Pratt-Campbell Home


The Pratt-Campbell home at 82 John Street is listed by the town as being built in 1850 but first appears on an 1855 map of Akron as being owned by William Pratt.  Mr. Pratt was a Village Trustee from 1858-1859 and “President” (Mayor) of the “Corporation”, as Akron was known then, from 1859-1860.

The home is purported to have been built by Jonathan Russell, Akron’s founder and sits on 1.1 acres of land which Mr. Russell purchased in 1828 for $506.

In 1854 Mr. Pratt purchased it for $5400. Originally the frame home ran north and south but by 1866 an east-west addition was added.   At one time along the back border of the property was once a carriage house with a basement. From there down the driveway was a path for the horses to be walked.

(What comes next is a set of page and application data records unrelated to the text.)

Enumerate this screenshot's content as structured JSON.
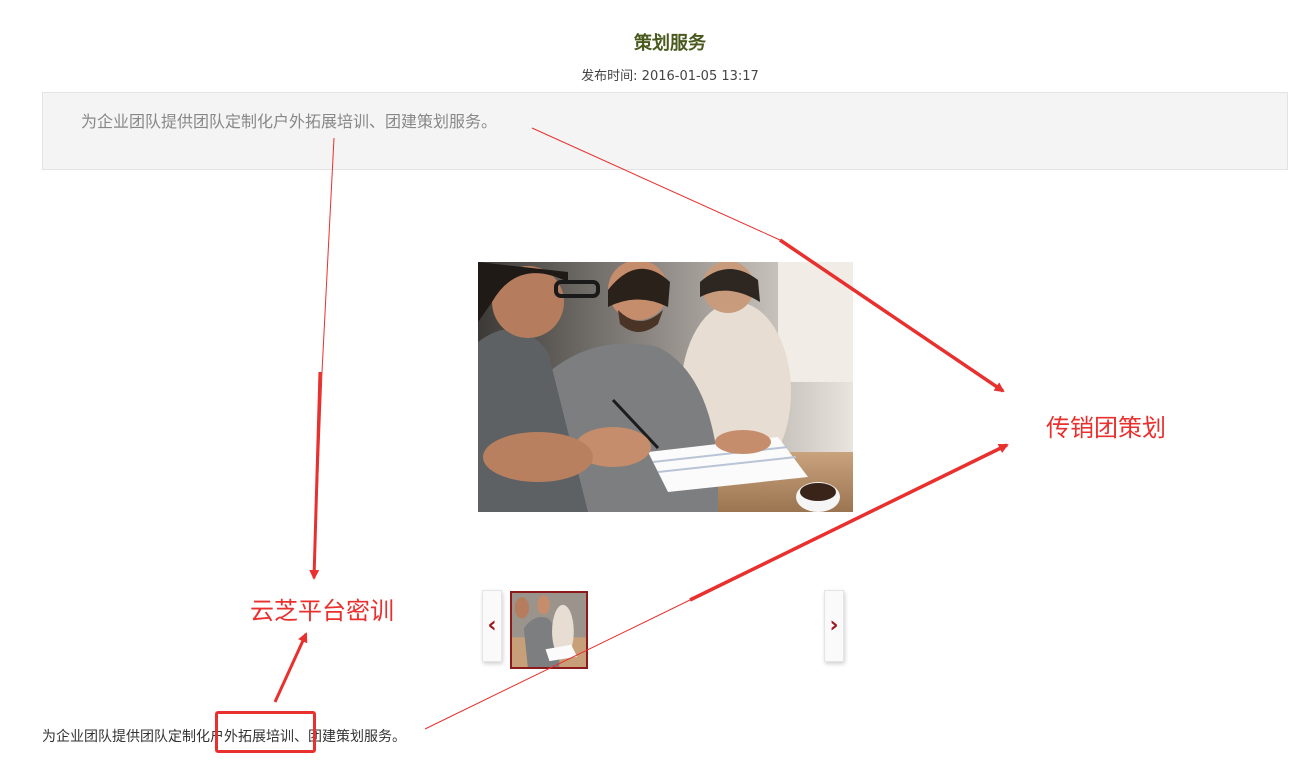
{
  "article": {
    "title": "策划服务",
    "meta_text": "发布时间: 2016-01-05 13:17",
    "summary": "为企业团队提供团队定制化户外拓展培训、团建策划服务。",
    "body": "为企业团队提供团队定制化户外拓展培训、团建策划服务。"
  },
  "gallery": {
    "main_image_description": "photo-meeting-document-signing",
    "prev_icon": "‹",
    "next_icon": "›",
    "prev_icon_name": "chevron-left-icon",
    "next_icon_name": "chevron-right-icon",
    "accent_color": "#a0141b"
  },
  "annotations": {
    "left_label": "云芝平台密训",
    "right_label": "传销团策划",
    "color": "#e8312f"
  }
}
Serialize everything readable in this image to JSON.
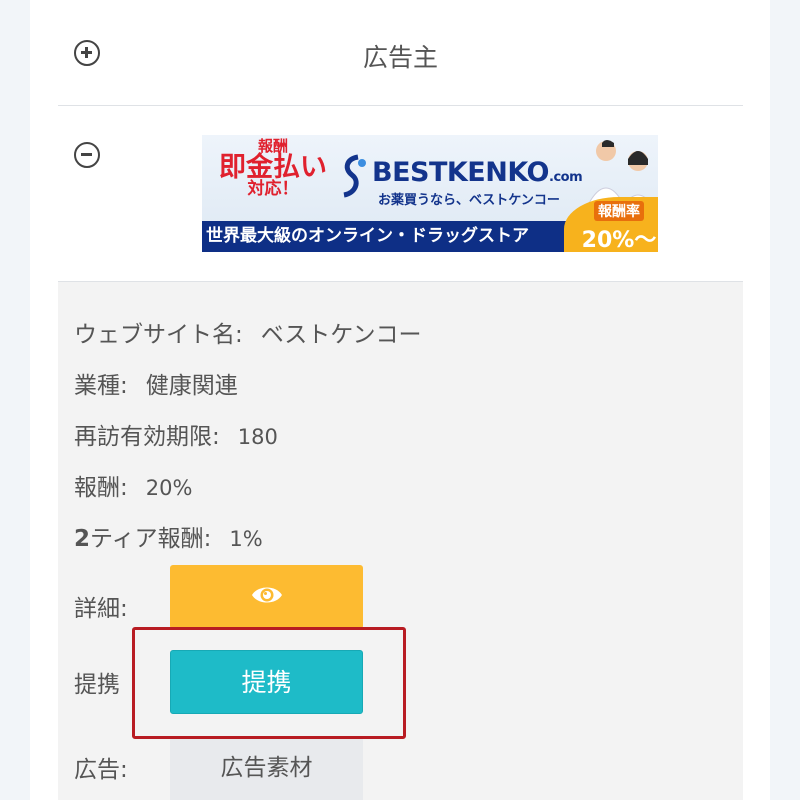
{
  "advertiser_row": {
    "title": "広告主",
    "toggle_icon": "plus-circle-icon"
  },
  "banner_row": {
    "toggle_icon": "minus-circle-icon",
    "banner": {
      "promo_line1": "報酬",
      "promo_line2": "即金払い",
      "promo_line3": "対応！",
      "brand": "BESTKENKO",
      "brand_suffix": ".com",
      "tagline": "お薬買うなら、ベストケンコー",
      "bottom_text": "世界最大級のオンライン・ドラッグストア",
      "rate_label": "報酬率",
      "rate_value": "20%〜",
      "colors": {
        "red": "#e0212e",
        "navy": "#0e2f86",
        "orange": "#f7b21d"
      }
    }
  },
  "details": {
    "site_label": "ウェブサイト名:",
    "site_value": "ベストケンコー",
    "industry_label": "業種:",
    "industry_value": "健康関連",
    "revisit_label": "再訪有効期限:",
    "revisit_value": "180",
    "reward_label": "報酬:",
    "reward_value": "20%",
    "tier_label_num": "2",
    "tier_label_text": "ティア報酬:",
    "tier_value": "1%",
    "detail_label": "詳細:",
    "detail_button_icon": "eye-icon",
    "partner_label": "提携",
    "partner_button": "提携",
    "ad_label": "広告:",
    "ad_button": "広告素材"
  },
  "colors": {
    "detail_button": "#fdbb31",
    "partner_button": "#1ebbc8",
    "highlight_border": "#b81b22"
  }
}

The home is set back from the street and hosts many original trees of the property.  There is an extensive front porch. Several renovations have been done, including changing the home back from a two-family dwelling to a one family dwelling.

Despite this one of the windows in the living room still retains its original glass.  The attic windows have panes of colored glass with small cedar shake awnings over them and the house is trimmed in several places with fish scale wood trim. There still exists outside a slate sidewalk to the neighbors house.

It is said it was the third and final house Jonathan Russell lived in before moving west. In 1893 Elizabeth Edson Rich purchased the property. She was married to Charles Milton Rich, the son of the first owner of the Octagon House. Charles M. was a freight agent for the N.Y. Central Railroad.  Mrs. Rich was a music teacher. The home at one time had a music conservatory among its 12 rooms.

Mrs. Rich was Elizabeth Edson Rich-two of her brothers served in the Civil War-each dying at the age of 20, in 1862 and 1864 respectively. She and her brothers are buried in Evergreen Lawn Cemetery.

From 1939-1955 the house was owned by Harry D. Martin and his wife Irma. The Martin grandchildren are said to have put on plays in the attic, hanging curtains over the windows and using the east -west portion as their stage in scenes reminiscent of something from “Little Women”.